Share!

Share! (Dimitri Vervitsiotis, Digital Vision photo/via Getty Images / January 2, 2013)

Kate DeStefano Weisman, an acquaintance of Tavangar who served in the Peace Corps in Chile, says her global experience reinforces Tavangar's contention.

"We would visit the Mapuche Indian communities in the campo," Weisman recalls. "These people had little in terms of material possession. As we were leaving they always offered us gifts such as fresh eggs, which was their livelihood, (because) they would sell them at market. I never wanted to take them, but I had to learn to graciously accept their great generosity."

Which isn't to say you should force yourself or your loved ones to scrape by with too little food, of course.

It's food for thought, though, when you're deciding whether to buy yet another game for the aforementioned Xbox 360.

Be bold. "Sometimes, sharing and giving means putting yourself out there and offering a brand new idea," Tavangar says.

She recalls a recent story about groups of elementary students forgoing their traditional holiday celebrations at school to make and decorate snowflakes for Connecticut's Sandy Hook Elementary students to hang in their new classrooms.

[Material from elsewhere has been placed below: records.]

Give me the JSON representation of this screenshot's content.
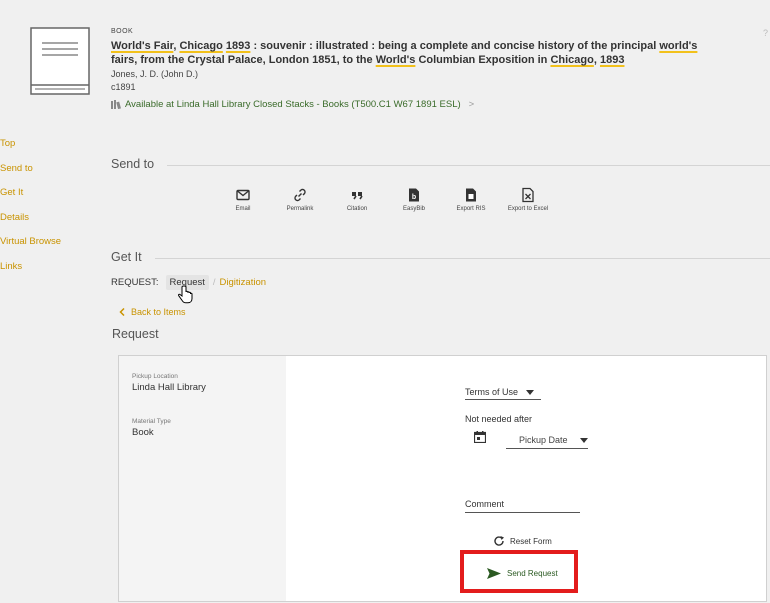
{
  "record": {
    "type": "BOOK",
    "title_parts": {
      "p1": "World's Fair",
      "p2": ", ",
      "p3": "Chicago",
      "p4": " ",
      "p5": "1893",
      "p6": " : souvenir : illustrated : being a complete and concise history of the principal ",
      "p7": "world's",
      "p8": " fairs, from the Crystal Palace, London 1851, to the ",
      "p9": "World's",
      "p10": " Columbian Exposition in ",
      "p11": "Chicago",
      "p12": ", ",
      "p13": "1893"
    },
    "author": "Jones, J. D. (John D.)",
    "date": "c1891",
    "availability": "Available at Linda Hall Library  Closed Stacks - Books (T500.C1 W67 1891 ESL)",
    "availability_chevron": ">",
    "corner_mark": "?"
  },
  "nav": {
    "items": [
      "Top",
      "Send to",
      "Get It",
      "Details",
      "Virtual Browse",
      "Links"
    ]
  },
  "send_to": {
    "title": "Send to",
    "actions": [
      {
        "label": "Email",
        "icon": "email-icon"
      },
      {
        "label": "Permalink",
        "icon": "link-icon"
      },
      {
        "label": "Citation",
        "icon": "quote-icon"
      },
      {
        "label": "EasyBib",
        "icon": "easybib-icon"
      },
      {
        "label": "Export RIS",
        "icon": "export-ris-icon"
      },
      {
        "label": "Export to Excel",
        "icon": "excel-icon"
      }
    ]
  },
  "get_it": {
    "title": "Get It",
    "request_label": "REQUEST:",
    "tab_request": "Request",
    "tab_digitization": "Digitization",
    "back_link": "Back to Items",
    "request_heading": "Request"
  },
  "form": {
    "pickup_location_label": "Pickup Location",
    "pickup_location_value": "Linda Hall Library",
    "material_type_label": "Material Type",
    "material_type_value": "Book",
    "terms_of_use": "Terms of Use",
    "not_needed_after": "Not needed after",
    "pickup_date_placeholder": "Pickup Date",
    "comment_placeholder": "Comment",
    "reset_label": "Reset Form",
    "send_label": "Send Request"
  },
  "colors": {
    "accent": "#c99300",
    "highlight": "#e31c1c",
    "underline": "#f2c11b"
  }
}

"It takes some vulnerability and courage to say, 'I know we have this tradition, and we always do this activity and this song and these games, but I want to propose something really different that's going to be about somebody else,'" Tavangar says. "You're proposing a change, and you don't know how it will be met, but it teaches our kids to make that courageous step and do what they think is the right thing to do."

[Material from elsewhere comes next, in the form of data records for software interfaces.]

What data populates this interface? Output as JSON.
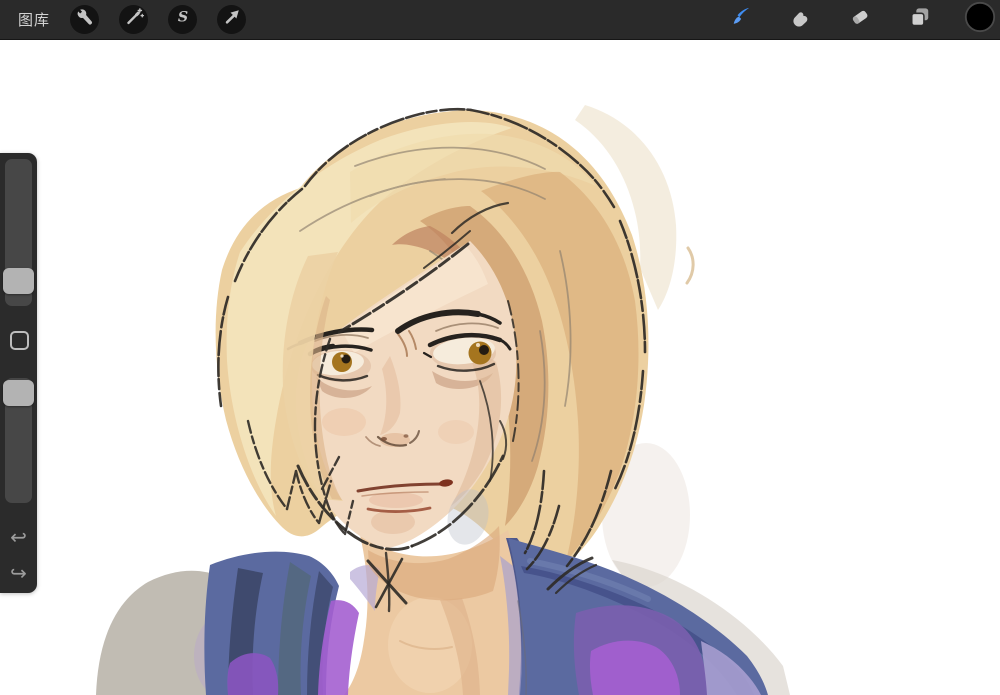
{
  "topbar": {
    "background": "#2a2a2a",
    "gallery_label": "图库",
    "left_tools": [
      {
        "id": "actions",
        "icon": "wrench-icon"
      },
      {
        "id": "adjustments",
        "icon": "magic-wand-icon",
        "glyph": ""
      },
      {
        "id": "selection",
        "icon": "selection-s-icon",
        "glyph": "S"
      },
      {
        "id": "transform",
        "icon": "move-arrow-icon"
      }
    ],
    "right_tools": [
      {
        "id": "paint",
        "icon": "paintbrush-icon",
        "active": true,
        "accent": "#3f8df2"
      },
      {
        "id": "smudge",
        "icon": "smudge-finger-icon",
        "active": false
      },
      {
        "id": "erase",
        "icon": "eraser-icon",
        "active": false
      },
      {
        "id": "layers",
        "icon": "layers-icon",
        "active": false
      },
      {
        "id": "color",
        "icon": "color-swatch-icon",
        "current_color": "#000000"
      }
    ]
  },
  "sidebar": {
    "background": "#2b2b2b",
    "size_slider": {
      "name": "brush-size",
      "handle_position_fraction": 0.78
    },
    "modify_button": {
      "shape": "square-outline"
    },
    "opacity_slider": {
      "name": "brush-opacity",
      "handle_position_fraction": 0.02
    },
    "undo_glyph": "↩",
    "redo_glyph": "↪"
  },
  "canvas": {
    "background": "#ffffff",
    "artwork": {
      "description": "Watercolor-style digital portrait of a woman with chin-length blonde hair, hazel eyes glancing to her left, wearing a blue and purple coat",
      "palette": {
        "hair_base": "#ecd0a0",
        "hair_light": "#f4e4bc",
        "hair_shade": "#dcb27d",
        "hair_deep": "#c69160",
        "skin_base": "#f2dac2",
        "skin_chest": "#ecc9a2",
        "line": "#2e2a26",
        "iris": "#a5751f",
        "lip": "#7a3a28",
        "coat_slate": "#5b6aa0",
        "coat_navy": "#45518a",
        "coat_dark": "#3c4768",
        "coat_purple": "#8a55c0",
        "coat_purple_bright": "#a45fd0",
        "coat_lavender": "#a79fd0",
        "shadow_gray": "#b6b0a6"
      }
    }
  }
}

hstevens@tribune.com

Twitter: @heidistevens13

Books that teach sharing

Children's Books Guide (childrensbooksguide.com) offers a list of picture books that offer kid-friendly lessons in sharing. The top three:

"We Share Everything!" by Robert N. Munsch (Cartwheel Books). An irreverent tale of two kindergartners struggling to share.

"Mine! Mine! Mine!" by Shelly Becker (Sterling). The story of a girl who offers up her attic castaways when her parents encourage her to share with her cousin.

"One of Each" by Mary Ann Hoberman (Little, Brown Books). A sing-songy tale about the pleasures of having someone to share with.

— H.S.